In an exclusive interview with American Songwriter, The Redlines explained their latest single and the evolution of Bones Under the Morning Sun.
“Our single, ‘Murky Water/Broken Man’ is about hitting rock bottom and realizing that you alone can not navigate through all that life can throw at you,” the band said. “It focuses on the idea that a person needs to look for help outside of themselves. It starts with recognizing the tribulation and admitting that one is broken, but also that they need help putting things back together. The song itself is divided into two parts: a ZZ Top-style boogie about the hardship, then a psychedelic soul jam that represents the realization.”
The seven-minute song tracks more like a double single with its dual soundscapes describing inner turmoil. Throughout the multitude of sonic elements, however, The Redlines maintain a consistent and powerful narrative in “Murky Water/Broken Man.” The vocals are measuredly raw and the accompanying harmonies are irresistibly lively.
The band continued to explain the context for “Murky Water/Broken Man” and its spot in the album.

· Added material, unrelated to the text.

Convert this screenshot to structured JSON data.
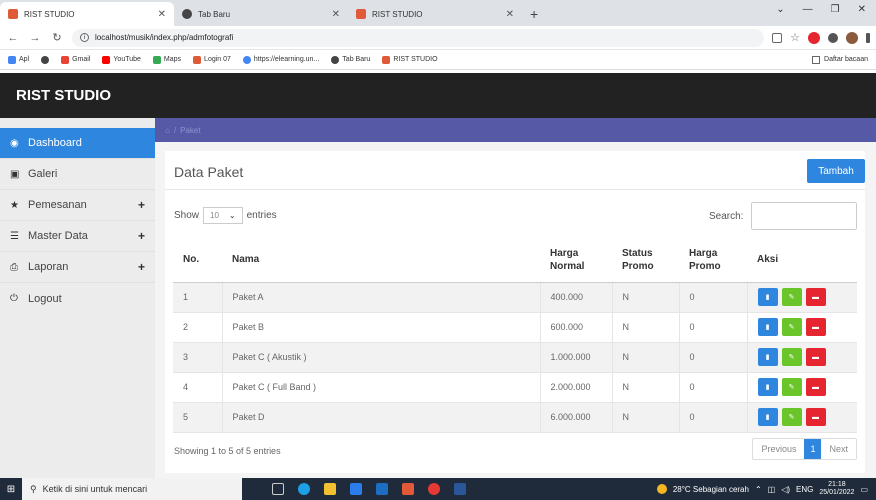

“With Bones Under the Morning Sun, we wanted to show an evolutionary timeline of our sound,” the band explains.”We paired up new songs with a previously released EP that we under-promoted. We wanted to create a full-length album that we could release on all mediums with proper promotion. The ‘bones’ of the album are the five previously released songs from This Road Can Go On. The ‘morning sun’ symbolizes our growth not only with our songwriting but the reach we are looking for as a band, expanding beyond our local Pittsburgh market and getting into a larger regional area. We wanted the album artwork to symbolize the new growing from the old. Fittingly, the artwork was done by Brian Seese’s 17-year-old son Noah.”

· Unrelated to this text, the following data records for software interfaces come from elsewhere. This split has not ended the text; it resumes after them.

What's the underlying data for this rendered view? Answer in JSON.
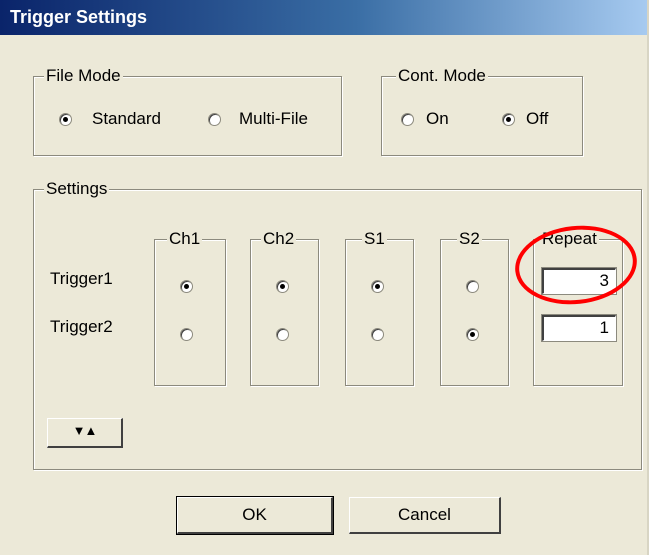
{
  "window": {
    "title": "Trigger Settings"
  },
  "file_mode": {
    "label": "File Mode",
    "options": [
      {
        "label": "Standard",
        "checked": true
      },
      {
        "label": "Multi-File",
        "checked": false
      }
    ]
  },
  "cont_mode": {
    "label": "Cont. Mode",
    "options": [
      {
        "label": "On",
        "checked": false
      },
      {
        "label": "Off",
        "checked": true
      }
    ]
  },
  "settings": {
    "label": "Settings",
    "columns": [
      "Ch1",
      "Ch2",
      "S1",
      "S2"
    ],
    "repeat_label": "Repeat",
    "rows": [
      {
        "label": "Trigger1",
        "selected": [
          true,
          true,
          true,
          false
        ],
        "repeat": "3"
      },
      {
        "label": "Trigger2",
        "selected": [
          false,
          false,
          false,
          true
        ],
        "repeat": "1"
      }
    ],
    "toggle_glyph": "▼▲"
  },
  "buttons": {
    "ok": "OK",
    "cancel": "Cancel"
  },
  "annotation": {
    "color": "#ff0000",
    "shape": "circle around Repeat column"
  }
}
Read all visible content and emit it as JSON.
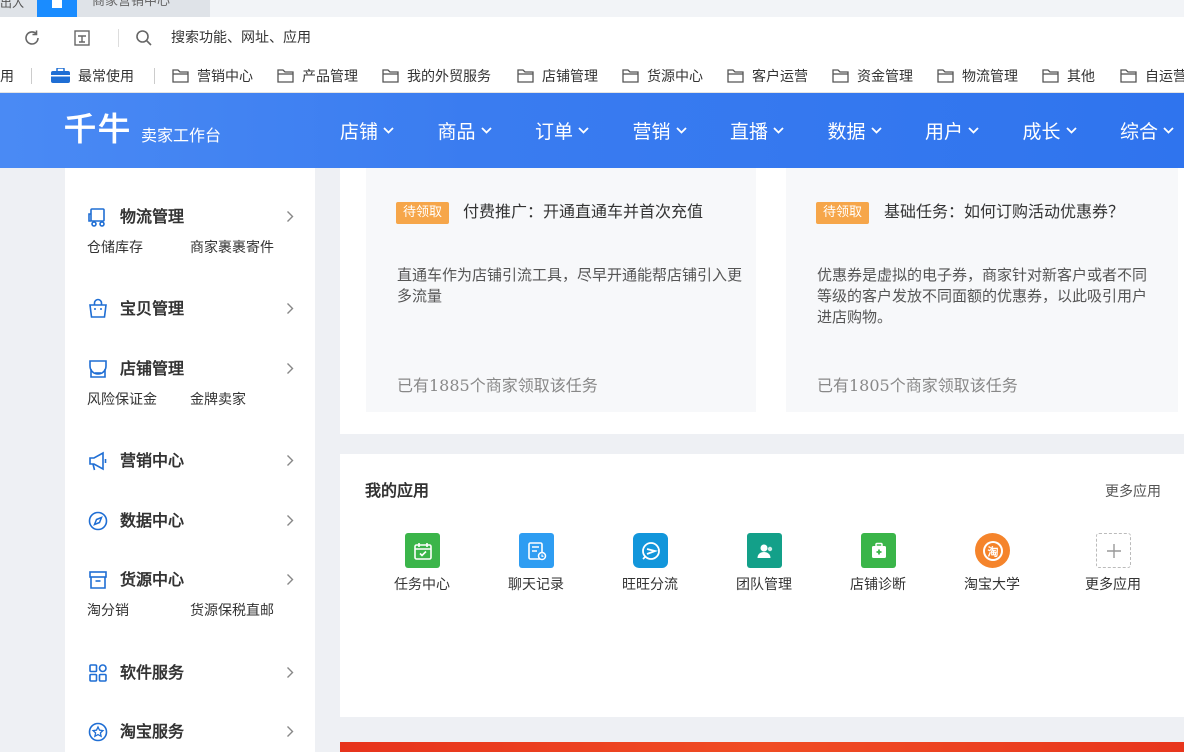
{
  "browser": {
    "prev_tab_fragment": "出入",
    "active_tab_title": "商家营销中心",
    "address_placeholder": "搜索功能、网址、应用",
    "bookmarks_lead_fragment": "用",
    "bookmarks": [
      {
        "label": "最常使用",
        "icon": "toolbox-icon"
      },
      {
        "label": "营销中心",
        "icon": "folder-icon"
      },
      {
        "label": "产品管理",
        "icon": "folder-icon"
      },
      {
        "label": "我的外贸服务",
        "icon": "folder-icon"
      },
      {
        "label": "店铺管理",
        "icon": "folder-icon"
      },
      {
        "label": "货源中心",
        "icon": "folder-icon"
      },
      {
        "label": "客户运营",
        "icon": "folder-icon"
      },
      {
        "label": "资金管理",
        "icon": "folder-icon"
      },
      {
        "label": "物流管理",
        "icon": "folder-icon"
      },
      {
        "label": "其他",
        "icon": "folder-icon"
      },
      {
        "label": "自运营",
        "icon": "folder-icon"
      }
    ]
  },
  "header": {
    "logo": "千牛",
    "subtitle": "卖家工作台",
    "nav": [
      "店铺",
      "商品",
      "订单",
      "营销",
      "直播",
      "数据",
      "用户",
      "成长",
      "综合"
    ]
  },
  "sidebar": {
    "groups": [
      {
        "label": "物流管理",
        "icon": "truck-icon",
        "links": [
          "仓储库存",
          "商家裹裹寄件"
        ]
      },
      {
        "label": "宝贝管理",
        "icon": "shopping-bag-icon",
        "links": []
      },
      {
        "label": "店铺管理",
        "icon": "store-icon",
        "links": [
          "风险保证金",
          "金牌卖家"
        ]
      },
      {
        "label": "营销中心",
        "icon": "megaphone-icon",
        "links": []
      },
      {
        "label": "数据中心",
        "icon": "compass-icon",
        "links": []
      },
      {
        "label": "货源中心",
        "icon": "box-icon",
        "links": [
          "淘分销",
          "货源保税直邮"
        ]
      },
      {
        "label": "软件服务",
        "icon": "apps-grid-icon",
        "links": []
      },
      {
        "label": "淘宝服务",
        "icon": "star-badge-icon",
        "links": []
      }
    ]
  },
  "tasks": [
    {
      "badge": "待领取",
      "title": "付费推广：开通直通车并首次充值",
      "description": "直通车作为店铺引流工具，尽早开通能帮店铺引入更多流量",
      "count": "已有1885个商家领取该任务"
    },
    {
      "badge": "待领取",
      "title": "基础任务：如何订购活动优惠券？",
      "description": "优惠券是虚拟的电子券，商家针对新客户或者不同等级的客户发放不同面额的优惠券，以此吸引用户进店购物。",
      "count": "已有1805个商家领取该任务"
    }
  ],
  "my_apps": {
    "title": "我的应用",
    "more_link": "更多应用",
    "apps": [
      {
        "label": "任务中心",
        "color": "#3bb54a",
        "icon": "calendar-check-icon"
      },
      {
        "label": "聊天记录",
        "color": "#2e9df2",
        "icon": "chat-record-icon"
      },
      {
        "label": "旺旺分流",
        "color": "#1296db",
        "icon": "wangwang-icon"
      },
      {
        "label": "团队管理",
        "color": "#13a089",
        "icon": "team-icon"
      },
      {
        "label": "店铺诊断",
        "color": "#3ab549",
        "icon": "medical-kit-icon"
      },
      {
        "label": "淘宝大学",
        "color": "#f5842b",
        "icon": "taobao-university-icon"
      },
      {
        "label": "更多应用",
        "color": "#ffffff",
        "icon": "plus-icon"
      }
    ]
  }
}
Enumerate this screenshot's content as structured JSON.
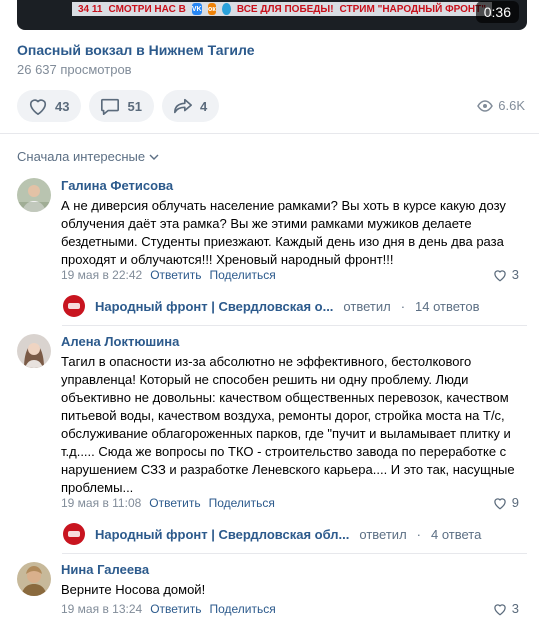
{
  "video": {
    "ticker_left": "34 11",
    "ticker_text1": "СМОТРИ НАС В",
    "ticker_vk": "VK",
    "ticker_text2": "ВСЕ ДЛЯ ПОБЕДЫ!",
    "ticker_text3": "СТРИМ \"НАРОДНЫЙ ФРОНТ\"",
    "duration": "0:36",
    "title": "Опасный вокзал в Нижнем Тагиле",
    "views": "26 637 просмотров"
  },
  "actions": {
    "likes": "43",
    "comments": "51",
    "shares": "4",
    "views_short": "6.6K"
  },
  "sort_label": "Сначала интересные",
  "comments": [
    {
      "author": "Галина Фетисова",
      "text": "А не диверсия облучать население рамками? Вы хоть в курсе какую дозу облучения даёт эта рамка? Вы же этими рамками мужиков делаете бездетными. Студенты приезжают. Каждый день изо дня в день два раза проходят и облучаются!!! Хреновый народный фронт!!!",
      "date": "19 мая в 22:42",
      "reply": "Ответить",
      "share": "Поделиться",
      "likes": "3",
      "thread": {
        "name": "Народный фронт | Свердловская о...",
        "action": "ответил",
        "count": "14 ответов"
      }
    },
    {
      "author": "Алена Локтюшина",
      "text": "Тагил в опасности из-за абсолютно не эффективного, бестолкового управленца! Который не способен решить ни одну проблему. Люди объективно не довольны: качеством общественных перевозок, качеством питьевой воды, качеством воздуха, ремонты дорог, стройка моста на Т/с, обслуживание облагороженных парков, где \"пучит и выламывает плитку и т.д..... Сюда же вопросы по ТКО - строительство завода по переработке с нарушением СЗЗ и разработке Леневского карьера.... И это так, насущные проблемы...",
      "date": "19 мая в 11:08",
      "reply": "Ответить",
      "share": "Поделиться",
      "likes": "9",
      "thread": {
        "name": "Народный фронт | Свердловская обл...",
        "action": "ответил",
        "count": "4 ответа"
      }
    },
    {
      "author": "Нина Галеева",
      "text": "Верните Носова домой!",
      "date": "19 мая в 13:24",
      "reply": "Ответить",
      "share": "Поделиться",
      "likes": "3"
    }
  ],
  "colors": {
    "link": "#2c5a8c",
    "muted": "#818c99",
    "button_bg": "#f0f2f5",
    "brand_red": "#c8141f"
  }
}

They concluded, “The songs on the album have recurring themes of regret, breaking points, and starting over.”
With their producer and engineer Jake Hanner, The Redlines truly managed to tie together a riveting and entertaining batch of songs. When the band dived into their songwriting process, they also recalled some of their favorite songwriting moments.
“Most of our songs start with a riff or basic song idea that is then brought to the whole band. As a group, we take those initial ideas, start jamming on them, all while experimenting in order to come up with our own parts,” the band adds. “Everyone participates and is free to make suggestions, but the person who brought the idea is the tie-breaking vote. Essentially, we just keep turning the key until it clicks and then the door to the song just opens up. On ‘Not Today,’ it started as a slower Neil Young-type song but at one point Tony Vinski said, ‘Nah, speed it up’ and it just clicked.”

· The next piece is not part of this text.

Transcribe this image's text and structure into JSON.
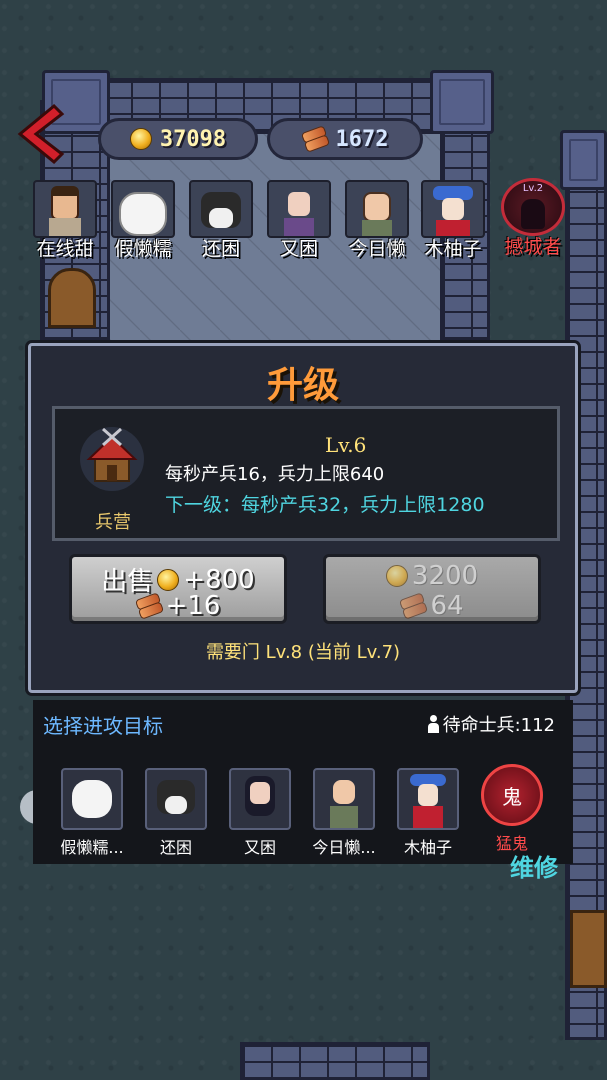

Overall, The Redlines produced an epic track with “Murky Water/Broken Man” to round out Bones Under the Morning Sun. “We hope that listeners start to expect the unexpected with an album by The Redlines,” they said. “We want them to know that not all songs will sound the same; each has a unique style while still having our signature tone. We consider our albums a melting pot where the songs may span different genres but they all work together as part of our ever-growing landscape of rock & roll.”